Introduction: Prehospital transmission of the electrocardiogram (ECG) in ST-elevation myocardial infarction patients has been shown to reduce door to treatment time and improve outcome. Acquisition of the ECG tracing is a paramedic skill, thus limiting the benefit of early ECG transmission to primarily urban areas. The purpose of this investigation was to determine whether prehospital ECGs could be transmitted by nonparamedic personnel.

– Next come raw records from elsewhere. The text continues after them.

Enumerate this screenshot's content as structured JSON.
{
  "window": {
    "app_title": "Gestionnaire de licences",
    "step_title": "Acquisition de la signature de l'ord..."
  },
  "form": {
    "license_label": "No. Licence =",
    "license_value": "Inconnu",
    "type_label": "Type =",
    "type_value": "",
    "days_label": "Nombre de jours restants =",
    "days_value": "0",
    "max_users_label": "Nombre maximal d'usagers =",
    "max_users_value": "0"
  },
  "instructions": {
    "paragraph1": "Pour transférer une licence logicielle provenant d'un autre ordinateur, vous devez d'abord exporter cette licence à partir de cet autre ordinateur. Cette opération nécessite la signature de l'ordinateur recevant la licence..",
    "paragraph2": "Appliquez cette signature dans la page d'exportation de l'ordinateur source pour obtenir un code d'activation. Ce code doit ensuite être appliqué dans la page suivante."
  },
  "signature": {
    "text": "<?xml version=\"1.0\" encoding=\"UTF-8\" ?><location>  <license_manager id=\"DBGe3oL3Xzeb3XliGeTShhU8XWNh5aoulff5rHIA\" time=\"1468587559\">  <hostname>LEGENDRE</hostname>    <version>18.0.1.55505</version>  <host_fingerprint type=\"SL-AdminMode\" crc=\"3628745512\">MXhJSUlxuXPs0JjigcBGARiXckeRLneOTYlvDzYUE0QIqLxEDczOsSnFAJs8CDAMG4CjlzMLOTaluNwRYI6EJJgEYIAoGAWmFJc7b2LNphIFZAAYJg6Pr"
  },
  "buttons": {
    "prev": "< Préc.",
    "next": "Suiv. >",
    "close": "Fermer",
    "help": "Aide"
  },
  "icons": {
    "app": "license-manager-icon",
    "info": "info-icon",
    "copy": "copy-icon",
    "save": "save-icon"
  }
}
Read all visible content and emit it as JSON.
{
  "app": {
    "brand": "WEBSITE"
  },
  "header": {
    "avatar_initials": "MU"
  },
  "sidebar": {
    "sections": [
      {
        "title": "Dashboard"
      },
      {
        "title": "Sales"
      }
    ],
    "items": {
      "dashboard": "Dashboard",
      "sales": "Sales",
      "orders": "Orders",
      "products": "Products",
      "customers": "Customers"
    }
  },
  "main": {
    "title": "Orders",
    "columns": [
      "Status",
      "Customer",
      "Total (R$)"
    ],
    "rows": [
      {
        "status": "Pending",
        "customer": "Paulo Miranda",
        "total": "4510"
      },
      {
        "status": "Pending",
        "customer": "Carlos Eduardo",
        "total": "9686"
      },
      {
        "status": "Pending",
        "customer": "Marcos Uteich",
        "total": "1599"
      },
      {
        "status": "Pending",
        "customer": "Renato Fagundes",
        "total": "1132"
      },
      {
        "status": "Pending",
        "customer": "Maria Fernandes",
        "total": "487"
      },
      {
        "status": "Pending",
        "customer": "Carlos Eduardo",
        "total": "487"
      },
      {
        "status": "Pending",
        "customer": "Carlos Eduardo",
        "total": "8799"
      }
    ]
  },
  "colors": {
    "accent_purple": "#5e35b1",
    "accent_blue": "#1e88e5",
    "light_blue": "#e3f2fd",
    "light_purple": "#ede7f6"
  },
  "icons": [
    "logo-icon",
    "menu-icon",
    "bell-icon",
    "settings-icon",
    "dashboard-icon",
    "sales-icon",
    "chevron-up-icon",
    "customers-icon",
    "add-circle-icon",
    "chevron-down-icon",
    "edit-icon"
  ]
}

Methods: A prospective case series of consecutive patients with a chief complaint of chest pain was conducted. An ECG was transmitted on all eligible patients. Proper lead placement was verified, and the diagnostic quality of the ECG was assessed on emergency department arrival. Time on scene was recorded and compared with historical controls.
Results: Ninety patients were enrolled in the study. An ECG was transmitted successfully in 89 (98.9%) of 90 patients. Accurate lead placement was noted in 89 (98.9%) of 90, and the ECG was of "diagnostic quality" in 85 (95.5%) of 89 patients. There was no increase in scene time during the study period.
Conclusion: Prehospital transmission of diagnostic-quality ECG can be reliably performed by nonparamedic providers.
Copyright © 2011 Elsevier Inc. All rights reserved.